Former French President Sarkozy In Police Custody Over Illegal Campaign Funding

Former French president Nicolas Sarkozy has been taken into custody at the judicial police station in Nanterre over illegal campaign financing.

He will be questioned over suspected Libyan financing of his 2007 election campaign.

In April 2012, the investigative website Mediapart published a document it said was signed by a senior Libyan official stating that Libya approved a payment of €50m to “support” Sarkozy’s election campaign.

According to Le Monde, this is the first time Sarkozy has been questioned in relation to the investigation, which was launched in April 2013.

RT reports: In 2014, France’s second-largest public television channel, France-3, made waves after airing an audio excerpt from an interview with Muammar Gaddafi. The late Libyan leader claimed that he financed Nicolas Sarkozy’s presidential campaign in 2007.

“It’s me who made him president,” Gaddafi said in an interview recorded in 2011. Gaddafi was speaking in Tripoli in mid-March, just a few days before the first Western strikes that led to his downfall and killing by militias in October, 2011.

Claims that Sarkozy allegedly received backing from Gaddafi first surfaced in 2012, when Mediapart news agency accused him of accepting €50 million from the Libyan leader to fund his 2007 campaign.

The agency published a statement signed by former Libyan Foreign Minister Moussa Koussa asserting that the claim was true.
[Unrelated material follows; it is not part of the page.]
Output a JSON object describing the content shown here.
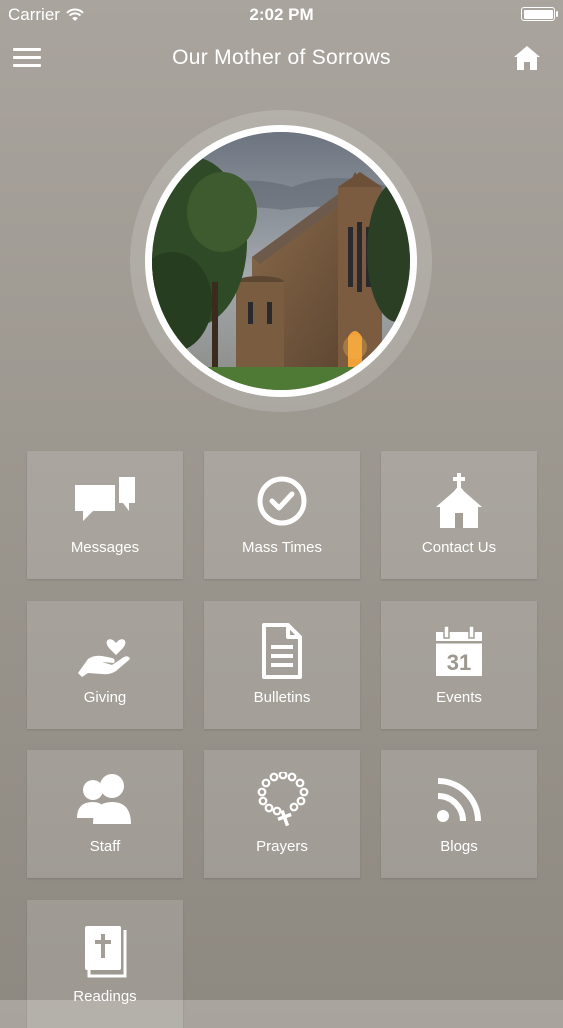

Sarkozy accused the organization of slander, dismissing the claims as “grotesque.”

The former president’s alleged ties with Gaddafi came under the spotlight again in November 2016. In an interview with Mediapart, Ziad Takieddine, the man who introduced Nicolas Sarkozy to Muammar Gaddafi, confessed to having brought several suitcases containing €5 million prepared for the Libyan regime to the Ministry of the Interior in late 2006 and early 2007.

“It was a case like that. It opened like this. And the money was inside,” Takieddine said in a film released by Mediapart.